"Let me tell you something," Peterson said. "This was a moment that has a great opportunity to do that. Look at all the guys playing in the big leagues who get a big hit or hit a big homer and say, all of a sudden, 'I can do this,' and realize how to do it."
But doing it right now, as a starting pitcher for this team, sure doesn't mean having to do it from start to finish. The Mets have won six games in this postseason -- and gotten 67 outs from their bullpen in those wins. That's an average of more than 11 bullpen outs a game -- a nearly unprecedented way to try to win a World Series.
According to Elias, the only team in history that won at least six postseason games and got fewer innings per win from its starting pitchers than these Mets (15.8 outs per start) was the 2002 Angels, who won it all while averaging only 14.6 outs per start.
So at least the Mets know now this can be done this way.

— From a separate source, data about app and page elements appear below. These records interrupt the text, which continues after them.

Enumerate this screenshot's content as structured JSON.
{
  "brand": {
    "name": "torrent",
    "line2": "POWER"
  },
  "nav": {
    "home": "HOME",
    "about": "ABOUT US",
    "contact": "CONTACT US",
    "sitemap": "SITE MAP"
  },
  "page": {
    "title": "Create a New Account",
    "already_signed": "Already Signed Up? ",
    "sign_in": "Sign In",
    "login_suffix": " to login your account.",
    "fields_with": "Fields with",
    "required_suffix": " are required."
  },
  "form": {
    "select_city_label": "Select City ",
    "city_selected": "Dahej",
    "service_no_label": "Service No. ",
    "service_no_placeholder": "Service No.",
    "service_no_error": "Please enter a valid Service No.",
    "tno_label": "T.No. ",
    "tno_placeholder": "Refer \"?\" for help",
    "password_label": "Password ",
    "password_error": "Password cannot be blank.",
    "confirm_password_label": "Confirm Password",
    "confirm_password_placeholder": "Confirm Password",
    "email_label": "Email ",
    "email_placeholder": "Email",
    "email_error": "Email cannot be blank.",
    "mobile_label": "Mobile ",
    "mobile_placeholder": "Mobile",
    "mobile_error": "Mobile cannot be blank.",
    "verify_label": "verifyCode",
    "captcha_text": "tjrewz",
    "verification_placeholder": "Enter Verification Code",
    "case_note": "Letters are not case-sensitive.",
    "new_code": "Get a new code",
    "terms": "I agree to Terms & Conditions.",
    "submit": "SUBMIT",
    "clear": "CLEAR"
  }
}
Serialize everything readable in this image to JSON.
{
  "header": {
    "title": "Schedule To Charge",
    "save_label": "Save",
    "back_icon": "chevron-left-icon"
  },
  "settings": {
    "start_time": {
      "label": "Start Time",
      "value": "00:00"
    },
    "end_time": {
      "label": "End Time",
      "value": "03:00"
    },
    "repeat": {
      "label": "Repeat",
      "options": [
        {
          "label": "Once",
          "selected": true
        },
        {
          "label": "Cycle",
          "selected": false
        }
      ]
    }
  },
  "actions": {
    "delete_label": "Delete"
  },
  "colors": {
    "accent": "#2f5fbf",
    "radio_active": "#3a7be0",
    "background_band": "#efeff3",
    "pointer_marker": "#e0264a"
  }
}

But their bullpen phone has been ringing so many times a night, you wonder if these guys are getting paid enough to take on all those phone-answering responsibilities.
"I don't know if we need to hire a secretary out there," laughed reliever Aaron Heilman. "I don't think we want that yet."
What they do want is no secret. They want to find a way to win one more baseball game on a Thursday night in October, a game that would complete their six-month expedition to a destination they were specifically built to travel to.
That destination is the World Series. And their next nine innings could well determine whether they look at their season as an inspirational success story or a devastating disappointment.
Incredibly, they will start those nine innings with Oliver Perez -- a man who won one regular-season game in the big leagues after Memorial Day. And the Mets will have to find a way for him -- or possibly him and 16 relievers -- to beat a pitcher (Jeff Suppan) who shut them out for eight innings Saturday in St. Louis.
But they're not in St. Louis anymore. So if Jeff Suppan and the Cardinals are going to beat them again, it will have to be in the wilderness of Shea Stadium.
"This is one crazy place, man," said Cliff Floyd. "So if they can beat us here, hey, I'll tip my hat to them."
And then, of course, he'll go back to trying to figure out the words to that Jose-O-Lay-O-Lay-O-Lay song.
Jayson Stark is a senior writer for ESPN.com.